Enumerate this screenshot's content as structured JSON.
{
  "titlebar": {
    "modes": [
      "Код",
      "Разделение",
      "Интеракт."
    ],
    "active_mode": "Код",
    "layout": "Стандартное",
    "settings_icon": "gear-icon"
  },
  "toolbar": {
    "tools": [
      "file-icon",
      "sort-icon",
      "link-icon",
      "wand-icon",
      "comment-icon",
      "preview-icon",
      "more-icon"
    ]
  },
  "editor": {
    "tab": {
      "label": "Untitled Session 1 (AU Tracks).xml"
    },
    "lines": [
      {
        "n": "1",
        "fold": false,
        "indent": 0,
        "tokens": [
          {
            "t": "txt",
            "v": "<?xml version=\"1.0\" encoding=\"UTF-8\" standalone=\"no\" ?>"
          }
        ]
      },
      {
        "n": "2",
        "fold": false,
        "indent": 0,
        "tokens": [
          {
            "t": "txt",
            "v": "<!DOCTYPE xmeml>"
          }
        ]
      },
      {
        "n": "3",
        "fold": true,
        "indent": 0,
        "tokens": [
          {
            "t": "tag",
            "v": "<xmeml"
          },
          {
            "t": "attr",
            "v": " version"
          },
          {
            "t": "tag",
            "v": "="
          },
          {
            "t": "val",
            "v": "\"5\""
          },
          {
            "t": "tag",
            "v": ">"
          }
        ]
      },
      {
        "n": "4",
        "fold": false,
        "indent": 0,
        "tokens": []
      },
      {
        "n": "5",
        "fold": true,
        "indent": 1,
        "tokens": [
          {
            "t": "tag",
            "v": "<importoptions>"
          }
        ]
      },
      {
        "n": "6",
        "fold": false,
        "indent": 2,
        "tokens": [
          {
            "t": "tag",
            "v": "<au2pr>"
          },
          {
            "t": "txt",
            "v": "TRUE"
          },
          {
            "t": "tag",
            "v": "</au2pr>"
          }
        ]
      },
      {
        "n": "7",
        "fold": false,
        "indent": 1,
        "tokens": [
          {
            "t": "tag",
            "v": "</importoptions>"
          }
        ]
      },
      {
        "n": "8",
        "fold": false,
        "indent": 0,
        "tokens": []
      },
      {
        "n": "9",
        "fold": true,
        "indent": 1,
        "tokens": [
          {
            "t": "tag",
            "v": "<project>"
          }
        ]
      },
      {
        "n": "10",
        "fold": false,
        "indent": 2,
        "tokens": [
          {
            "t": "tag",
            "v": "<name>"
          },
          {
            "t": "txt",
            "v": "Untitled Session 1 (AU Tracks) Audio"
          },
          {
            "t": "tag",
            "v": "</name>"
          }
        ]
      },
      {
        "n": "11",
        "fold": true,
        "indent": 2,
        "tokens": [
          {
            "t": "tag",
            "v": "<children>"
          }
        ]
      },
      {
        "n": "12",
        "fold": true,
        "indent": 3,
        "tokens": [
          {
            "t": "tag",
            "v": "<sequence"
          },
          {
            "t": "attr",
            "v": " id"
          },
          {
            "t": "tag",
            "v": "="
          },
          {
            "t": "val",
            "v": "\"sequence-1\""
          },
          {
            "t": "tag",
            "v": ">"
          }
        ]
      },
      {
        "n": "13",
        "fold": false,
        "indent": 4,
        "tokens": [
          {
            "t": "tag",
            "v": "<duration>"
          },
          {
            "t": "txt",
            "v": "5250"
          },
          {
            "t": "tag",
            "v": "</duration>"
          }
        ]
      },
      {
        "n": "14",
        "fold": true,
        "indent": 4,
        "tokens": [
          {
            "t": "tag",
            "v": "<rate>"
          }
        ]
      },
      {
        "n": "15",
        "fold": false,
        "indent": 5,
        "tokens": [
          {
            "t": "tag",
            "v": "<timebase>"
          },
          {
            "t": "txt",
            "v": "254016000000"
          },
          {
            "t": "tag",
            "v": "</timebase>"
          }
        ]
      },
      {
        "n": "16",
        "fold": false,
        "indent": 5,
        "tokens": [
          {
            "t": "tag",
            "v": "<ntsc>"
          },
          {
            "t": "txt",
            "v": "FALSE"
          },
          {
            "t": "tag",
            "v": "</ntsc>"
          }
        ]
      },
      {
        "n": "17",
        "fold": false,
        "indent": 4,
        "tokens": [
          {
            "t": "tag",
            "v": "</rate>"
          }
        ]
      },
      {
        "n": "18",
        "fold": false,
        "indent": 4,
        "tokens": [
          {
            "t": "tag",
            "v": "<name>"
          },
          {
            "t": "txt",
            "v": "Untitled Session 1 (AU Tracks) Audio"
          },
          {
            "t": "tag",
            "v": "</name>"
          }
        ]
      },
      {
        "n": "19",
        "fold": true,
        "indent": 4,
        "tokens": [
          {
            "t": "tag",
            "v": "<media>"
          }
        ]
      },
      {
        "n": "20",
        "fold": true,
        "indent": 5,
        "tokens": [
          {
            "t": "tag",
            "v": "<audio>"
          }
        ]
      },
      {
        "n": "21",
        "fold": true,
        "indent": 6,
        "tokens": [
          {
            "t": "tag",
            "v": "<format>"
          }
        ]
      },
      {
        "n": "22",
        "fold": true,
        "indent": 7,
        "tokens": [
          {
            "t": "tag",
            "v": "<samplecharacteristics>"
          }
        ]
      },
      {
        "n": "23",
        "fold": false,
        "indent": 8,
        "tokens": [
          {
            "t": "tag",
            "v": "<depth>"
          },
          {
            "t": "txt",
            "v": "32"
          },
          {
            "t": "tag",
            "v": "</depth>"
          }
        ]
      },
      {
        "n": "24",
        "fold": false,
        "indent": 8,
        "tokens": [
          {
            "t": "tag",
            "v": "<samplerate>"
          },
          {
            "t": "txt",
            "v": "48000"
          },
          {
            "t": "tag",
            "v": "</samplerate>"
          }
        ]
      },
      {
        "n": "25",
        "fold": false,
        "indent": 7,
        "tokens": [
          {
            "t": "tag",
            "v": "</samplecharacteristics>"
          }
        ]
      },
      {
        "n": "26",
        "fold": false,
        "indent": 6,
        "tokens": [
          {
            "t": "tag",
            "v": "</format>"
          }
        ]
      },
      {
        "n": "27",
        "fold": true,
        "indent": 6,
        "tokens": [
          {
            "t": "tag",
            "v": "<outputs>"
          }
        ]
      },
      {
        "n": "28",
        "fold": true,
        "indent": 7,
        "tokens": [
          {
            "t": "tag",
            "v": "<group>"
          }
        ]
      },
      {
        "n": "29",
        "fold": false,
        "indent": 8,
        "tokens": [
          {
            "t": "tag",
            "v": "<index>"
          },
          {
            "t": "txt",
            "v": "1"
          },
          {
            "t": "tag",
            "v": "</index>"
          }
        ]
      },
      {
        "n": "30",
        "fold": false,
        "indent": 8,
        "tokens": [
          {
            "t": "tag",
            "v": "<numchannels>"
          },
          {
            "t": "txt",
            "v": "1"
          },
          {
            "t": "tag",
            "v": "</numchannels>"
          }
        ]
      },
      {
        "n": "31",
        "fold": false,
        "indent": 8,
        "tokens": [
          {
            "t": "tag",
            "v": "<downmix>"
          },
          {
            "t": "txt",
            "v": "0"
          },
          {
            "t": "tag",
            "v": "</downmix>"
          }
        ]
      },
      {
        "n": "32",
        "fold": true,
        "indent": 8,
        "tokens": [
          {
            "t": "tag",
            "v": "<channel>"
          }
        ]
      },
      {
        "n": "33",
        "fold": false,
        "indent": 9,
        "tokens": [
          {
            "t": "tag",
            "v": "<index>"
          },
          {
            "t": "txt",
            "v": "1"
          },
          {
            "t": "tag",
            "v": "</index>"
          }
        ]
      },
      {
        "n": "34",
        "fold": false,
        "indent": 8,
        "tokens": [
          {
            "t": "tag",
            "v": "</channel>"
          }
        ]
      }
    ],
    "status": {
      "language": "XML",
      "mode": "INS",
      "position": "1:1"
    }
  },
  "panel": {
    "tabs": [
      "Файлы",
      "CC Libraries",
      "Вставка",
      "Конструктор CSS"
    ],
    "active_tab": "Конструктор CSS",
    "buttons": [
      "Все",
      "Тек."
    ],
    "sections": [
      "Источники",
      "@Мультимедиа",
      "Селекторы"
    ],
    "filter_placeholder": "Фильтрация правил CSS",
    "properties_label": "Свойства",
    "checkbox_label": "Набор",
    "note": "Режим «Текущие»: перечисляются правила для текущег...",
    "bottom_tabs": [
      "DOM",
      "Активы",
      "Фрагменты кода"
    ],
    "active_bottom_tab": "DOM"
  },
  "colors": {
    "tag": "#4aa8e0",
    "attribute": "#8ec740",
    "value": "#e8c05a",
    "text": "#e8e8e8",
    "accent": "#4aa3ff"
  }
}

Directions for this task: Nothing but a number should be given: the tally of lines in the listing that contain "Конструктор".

Solution below: 2